The year 1890 also marked the beginning of his most productive period as an historian. Dionne himself avowed that at this time he worked like a Benedictine, or rather a galley-slave. In 1891 he brought out the first volume of Samuel Champlain, fondateur de Québec et père de la Nouvelle-France: histoire de sa vie et de ses voyages (the second volume would come out in 1906), and a series of Canadian biographies entitled “Galerie historique.” He added several other titles to his collected works and contributed to newspapers and journals.
Dionne was inducted into the Royal Society of Canada in 1893 and he became president of its French section in 1901. From 1905 to 1912, at the society’s request, he published the Inventaire chronologique des livres, brochures, Journaux et revues publiés en langue française dans la province de Québec depuis l’établissement de l’imprimerie au Canada jusqu’à nos jours. This work and the bibliographical essay of Philéas Gagnon are the most important Canadian works on bibliography that appeared in the period.
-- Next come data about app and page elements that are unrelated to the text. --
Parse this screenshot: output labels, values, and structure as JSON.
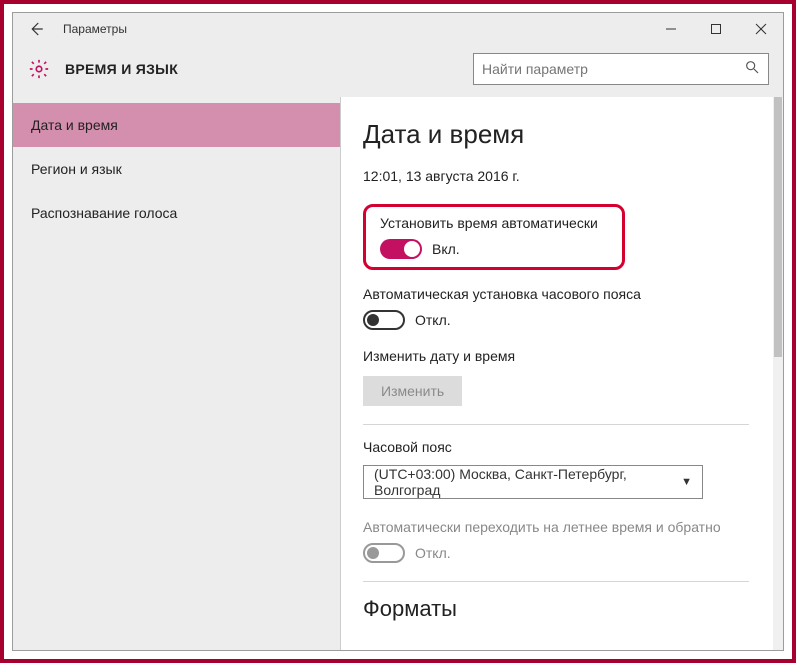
{
  "window": {
    "title": "Параметры"
  },
  "header": {
    "category": "ВРЕМЯ И ЯЗЫК",
    "search_placeholder": "Найти параметр"
  },
  "sidebar": {
    "items": [
      {
        "label": "Дата и время",
        "selected": true
      },
      {
        "label": "Регион и язык",
        "selected": false
      },
      {
        "label": "Распознавание голоса",
        "selected": false
      }
    ]
  },
  "content": {
    "page_title": "Дата и время",
    "current_datetime": "12:01, 13 августа 2016 г.",
    "auto_time": {
      "label": "Установить время автоматически",
      "state": "Вкл.",
      "on": true
    },
    "auto_tz": {
      "label": "Автоматическая установка часового пояса",
      "state": "Откл.",
      "on": false
    },
    "change_dt": {
      "label": "Изменить дату и время",
      "button": "Изменить"
    },
    "timezone": {
      "label": "Часовой пояс",
      "value": "(UTC+03:00) Москва, Санкт-Петербург, Волгоград"
    },
    "dst": {
      "label": "Автоматически переходить на летнее время и обратно",
      "state": "Откл.",
      "on": false,
      "disabled": true
    },
    "formats_title": "Форматы"
  }
}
After his second marriage, in 1896, Dionne and his wife spent four months travelling in Europe. He took the opportunity to visit the great libraries and participate in events such as an anti-masonic congress held in Trento (Italy). He also sent travel notes to Le Courrier du Canada. In 1900 the Université Laval made him an honorary doctor of letters and from 1907 it assigned him to teach the Canadian archaeology course in the faculty of arts. Dionne played an active part in the preparations for celebrating the tercentenary of Quebec, while continuing to publish at the same rate as ever. Le parler populaire des Canadiens français: ou lexique des canadianismes, acadianismes, anglicismes, américanismes . . . was brought out in 1909. That year also the French government conferred on him the title of officier de l’Instruction publique.
Dionne went back to Europe the following year to represent the Université Laval and the Quebec government at an international conference of librarians in Brussels. He retired in 1912 but remained active. In 1914 he published a collection entitled Les Canadiens français: origine des familles . . . and in 1915 he went with his wife to the San Francisco world’s fair as a correspondent for the Quebec Chronicle.
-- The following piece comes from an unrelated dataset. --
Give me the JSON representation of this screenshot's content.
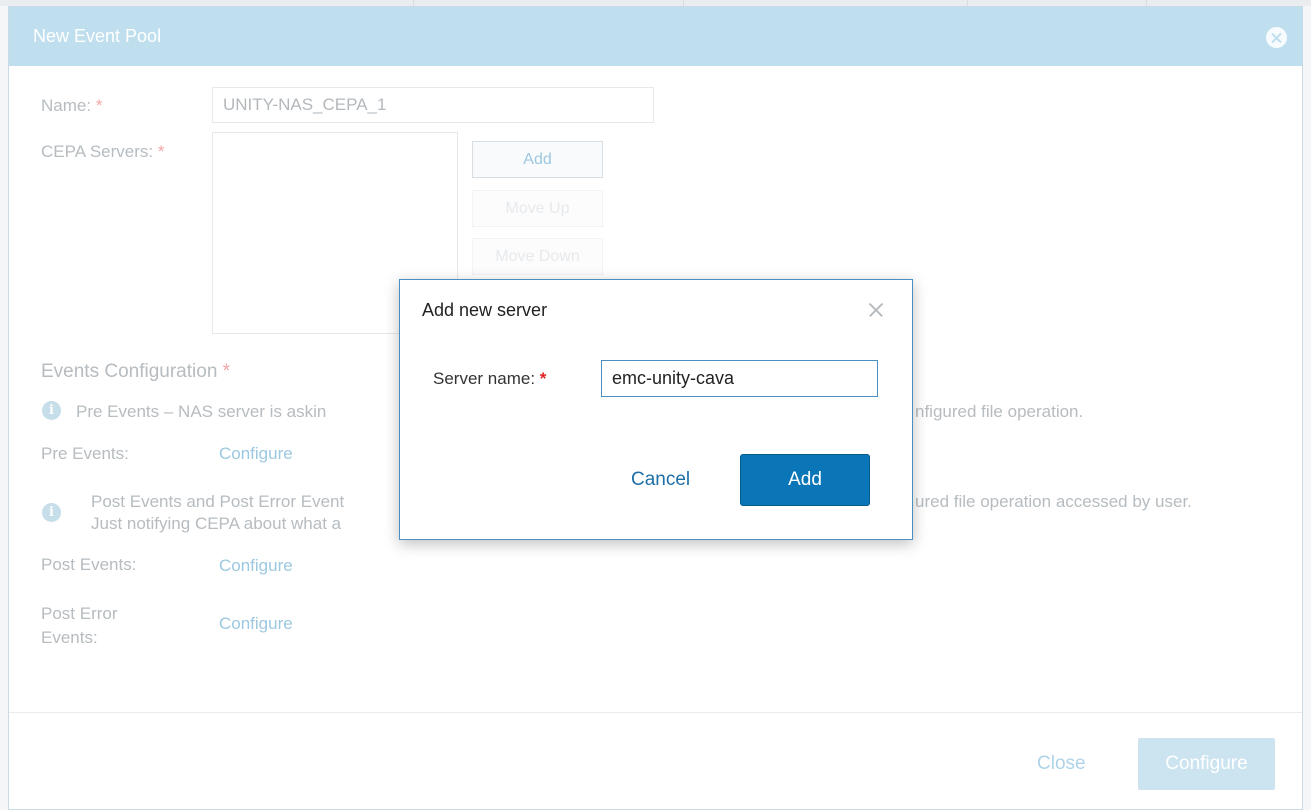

Narcisse-Eutrope Dionne lived out his last years at Quebec, spending summers in his native village of Saint-Denis. He died on Friday, 30 March 1917, at his home on Rue Couillard. Although influenced by conservative 19th-century thinking, Dionne’s historical works would remain valuable for many years because of his rigorous methodology.
The principal archival materials concerning Narcisse-Eutrope Dionne remain in the hands of his descendants; however, a complete photocopy of these documents is available at the Arch. de l’Assemblée Nationale, Québec, Fonds N.-E. Dionne.
Dionne’s published works are listed in Fernande Villemaire, Bio-bibliographie de Narcisse-E. Dionne (Québec, 1983), which also provides a number of references to articles and studies concerning the subject. Additional sources include the following: DOLQ; Hamel et al., DALFAN; Serge Gagnon, “Le XVIe siècle canadien de Narcisse-Eutrope Dionne à Marcel Trudel (1891–1963),” Rev. de l’univ. d’Ottawa, 47 (1977): 65–83; and two articles by Gilles Gallichan, “Un pionnier de la bibliographie québécoise: Narcisse-Eutrope Dionne, bibliothécaire de la Législature (1892–1912),” Les Cahiers du livre ancien du Canada français (Montréal), 1 (1984), no.2: 4–16, and “Le voyage en Europe de N.-E. Dionne,” Cahiers des Dix, 48 (1993): 165–200.